[This article was originally published in 2018 by Trucks, Parts, Service. It has been updated to include more timely information.]
One of the materials commonly used in heavy-duty trucks is Metton liquid molding resin (LMR), a tough and durable engineered plastic material used to produce large or thick molded parts.
Despite its popularity among manufacturers, 3M says not a lot is known about identifying and repairing Metton, which, as a substrate, requires a different approach than fiberglass (FRP) and sheet molded compound (SMC).
3M Automotive Aftermarket Division says it now offers standard operating procedures (SOPs) for repairing this material.
What is Metton and where is it used?
3M says light-weighting is a process that is a high priority for heavy-duty truck manufacturers. Efforts to reduce vehicle weight are driven by Corporate Average Fuel Economy (CAFÉ) standards and competition among vehicle manufacturers. Innovative technologies and materials have contributed to the ultimate goal of delivering increased fuel efficiency to the heavy-duty truck customer.
One area receiving significant attention has been the weight of exterior body panels. 3M says body panels have gotten lighter due to design, material and manufacturing improvements over time. One material that has increased in use for exterior truck body panels is Metton LMR.
Metton is produced using a closed mold process that helps deliver more consistent parts with tighter tolerances, improves manufacturing cycle times and enables increased design freedom compared with other materials and processes, 3M says.
This material is lighter than traditional fiberglass and SMC. Additionally, it is more rigid and impact resistant — especially in colder climates — than many plastics such as thermal plastic olefin (TPO). 3M says many exterior truck body panels today are being produced using Metton including hoods, roof and chassis fairings, bumpers and fenders.
Identification of Metton
Metton is black in color and is more rigid when compared to other plastics like TPO. When grinding or sanding during the repair process, 3M says Metton does not produce a cloud of airborne, itchy dust like FRP and SMC panels as it does not contain fiberglass fibers. Metton will grind and sand more evenly compared with other plastic materials.

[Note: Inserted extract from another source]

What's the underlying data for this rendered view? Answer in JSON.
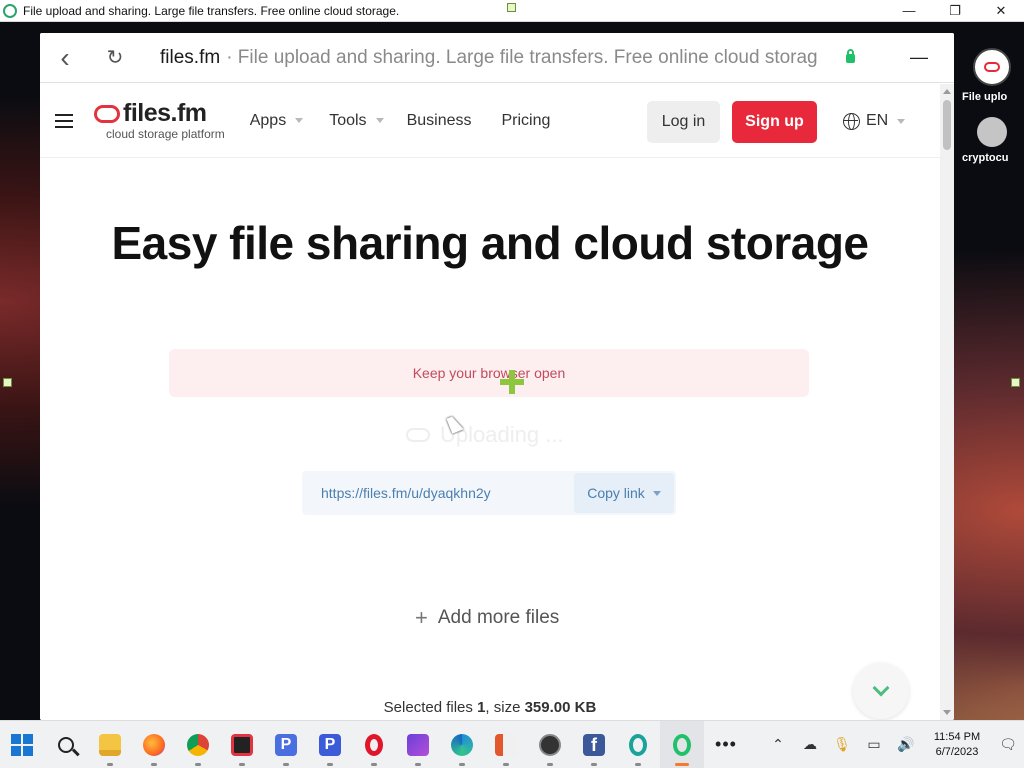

For example, 3M says Metton doesn’t smear and flow as much as TPO can during grinding and sanding operations. Another indication of working on Metton is the unique odor produced when grinding or sanding the material.
Now that Metton has been identified, how is this material repaired? 3M has developed a SOP for a backside reinforcement repair and a cosmetic repair for composite materials that include FRP, SMC and Metton. 3M says repair procedures for Metton are surprisingly similar to the repair processes body technicians use for SMC and other plastics.
The most critical difference between repairing Metton and SMC is the use of an adhesion promoter such as 3M Polyolefin Adhesion Promoter. 3M says adhesion promoter is necessary to increase the bond strength between the repair adhesive and the surface of the Metton. This should be a standard practice when using adhesives on other plastics such as TPO and polypropylene as well, the company says.
A full library of 3M heavy-duty truck standard operating procedures is available.